Buying a car is often a very high-pressure sale that can impact your credit score significantly, either in a good way or bad. That’s why it is so important to do your homework and take your time, regardless of how much you want a car.
If you like a vehicle that costs more than what you can afford, don’t accept a longer loan term to achieve cheaper monthly payments. If you accept longer terms on a car loan, you will pay more in interest over the life of the loan and may pay more for the car than it’s actually worth over time.
Cars do not appreciate in value like houses. It’s often said they depreciate the moment you drive it off the lot. Keep in mind that if you do get a longer term loan and are forced to sell the car before you have finished paying off that loan, you still have to pay back the balance on the loan.

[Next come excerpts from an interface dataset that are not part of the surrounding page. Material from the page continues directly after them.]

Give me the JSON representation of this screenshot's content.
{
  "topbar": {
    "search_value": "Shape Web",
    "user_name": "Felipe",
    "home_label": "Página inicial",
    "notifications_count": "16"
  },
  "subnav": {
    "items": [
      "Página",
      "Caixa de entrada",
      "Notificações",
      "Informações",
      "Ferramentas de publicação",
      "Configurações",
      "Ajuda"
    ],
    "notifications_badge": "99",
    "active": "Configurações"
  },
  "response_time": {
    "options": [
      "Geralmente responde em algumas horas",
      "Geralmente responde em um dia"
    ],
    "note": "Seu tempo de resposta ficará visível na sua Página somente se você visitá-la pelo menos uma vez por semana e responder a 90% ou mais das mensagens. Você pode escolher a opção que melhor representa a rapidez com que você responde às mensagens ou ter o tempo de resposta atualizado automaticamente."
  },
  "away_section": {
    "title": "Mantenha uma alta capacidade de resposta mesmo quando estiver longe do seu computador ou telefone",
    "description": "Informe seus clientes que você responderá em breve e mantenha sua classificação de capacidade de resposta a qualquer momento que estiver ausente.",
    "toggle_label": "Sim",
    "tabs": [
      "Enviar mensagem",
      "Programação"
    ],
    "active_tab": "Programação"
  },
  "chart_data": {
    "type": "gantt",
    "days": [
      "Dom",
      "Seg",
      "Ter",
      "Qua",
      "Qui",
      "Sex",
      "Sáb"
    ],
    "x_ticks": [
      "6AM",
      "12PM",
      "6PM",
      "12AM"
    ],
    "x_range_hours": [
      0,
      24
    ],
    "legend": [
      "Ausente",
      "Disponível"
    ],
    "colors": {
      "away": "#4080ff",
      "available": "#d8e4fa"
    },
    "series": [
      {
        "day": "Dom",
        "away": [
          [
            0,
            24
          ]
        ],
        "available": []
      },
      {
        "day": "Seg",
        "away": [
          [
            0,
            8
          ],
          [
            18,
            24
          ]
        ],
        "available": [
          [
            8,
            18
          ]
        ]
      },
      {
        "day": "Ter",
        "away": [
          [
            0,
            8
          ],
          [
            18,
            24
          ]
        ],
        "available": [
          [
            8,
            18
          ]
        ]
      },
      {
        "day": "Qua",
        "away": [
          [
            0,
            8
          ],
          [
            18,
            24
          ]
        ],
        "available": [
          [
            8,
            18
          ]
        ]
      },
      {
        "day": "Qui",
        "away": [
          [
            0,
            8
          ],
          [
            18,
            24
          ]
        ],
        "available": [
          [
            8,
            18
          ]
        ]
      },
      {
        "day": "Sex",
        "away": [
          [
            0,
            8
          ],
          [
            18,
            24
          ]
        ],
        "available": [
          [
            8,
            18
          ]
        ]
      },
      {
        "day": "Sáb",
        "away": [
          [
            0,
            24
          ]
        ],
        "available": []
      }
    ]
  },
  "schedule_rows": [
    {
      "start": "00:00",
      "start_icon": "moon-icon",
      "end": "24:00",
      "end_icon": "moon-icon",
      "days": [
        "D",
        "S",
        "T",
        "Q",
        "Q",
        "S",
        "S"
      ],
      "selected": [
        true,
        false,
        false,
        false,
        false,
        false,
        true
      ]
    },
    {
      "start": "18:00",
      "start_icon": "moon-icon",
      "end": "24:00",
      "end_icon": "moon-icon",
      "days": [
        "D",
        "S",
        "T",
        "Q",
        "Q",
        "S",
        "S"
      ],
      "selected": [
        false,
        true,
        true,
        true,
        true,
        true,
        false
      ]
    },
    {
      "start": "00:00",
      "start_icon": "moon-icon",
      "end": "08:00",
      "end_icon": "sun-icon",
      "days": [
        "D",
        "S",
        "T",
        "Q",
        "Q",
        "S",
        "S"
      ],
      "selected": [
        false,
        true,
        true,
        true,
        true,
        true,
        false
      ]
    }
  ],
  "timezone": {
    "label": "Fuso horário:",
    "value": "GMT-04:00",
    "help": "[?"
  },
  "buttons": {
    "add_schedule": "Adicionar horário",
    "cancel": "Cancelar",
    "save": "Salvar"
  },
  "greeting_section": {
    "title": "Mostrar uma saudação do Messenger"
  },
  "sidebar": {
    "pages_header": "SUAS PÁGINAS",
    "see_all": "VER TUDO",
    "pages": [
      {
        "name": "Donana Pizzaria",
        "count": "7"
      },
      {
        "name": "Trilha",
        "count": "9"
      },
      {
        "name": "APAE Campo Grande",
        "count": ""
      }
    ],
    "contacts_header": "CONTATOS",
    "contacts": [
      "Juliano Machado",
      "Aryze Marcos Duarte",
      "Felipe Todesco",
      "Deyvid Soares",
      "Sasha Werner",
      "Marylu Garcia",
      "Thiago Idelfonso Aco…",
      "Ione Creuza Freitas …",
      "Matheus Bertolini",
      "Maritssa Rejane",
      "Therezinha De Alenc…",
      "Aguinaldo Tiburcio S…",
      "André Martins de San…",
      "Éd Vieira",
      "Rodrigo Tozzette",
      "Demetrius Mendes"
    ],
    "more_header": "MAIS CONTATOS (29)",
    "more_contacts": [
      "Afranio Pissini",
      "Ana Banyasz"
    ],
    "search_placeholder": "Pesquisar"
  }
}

Your best bet is to walk away from a car you know you can’t afford and find a comparable vehicle that costs less.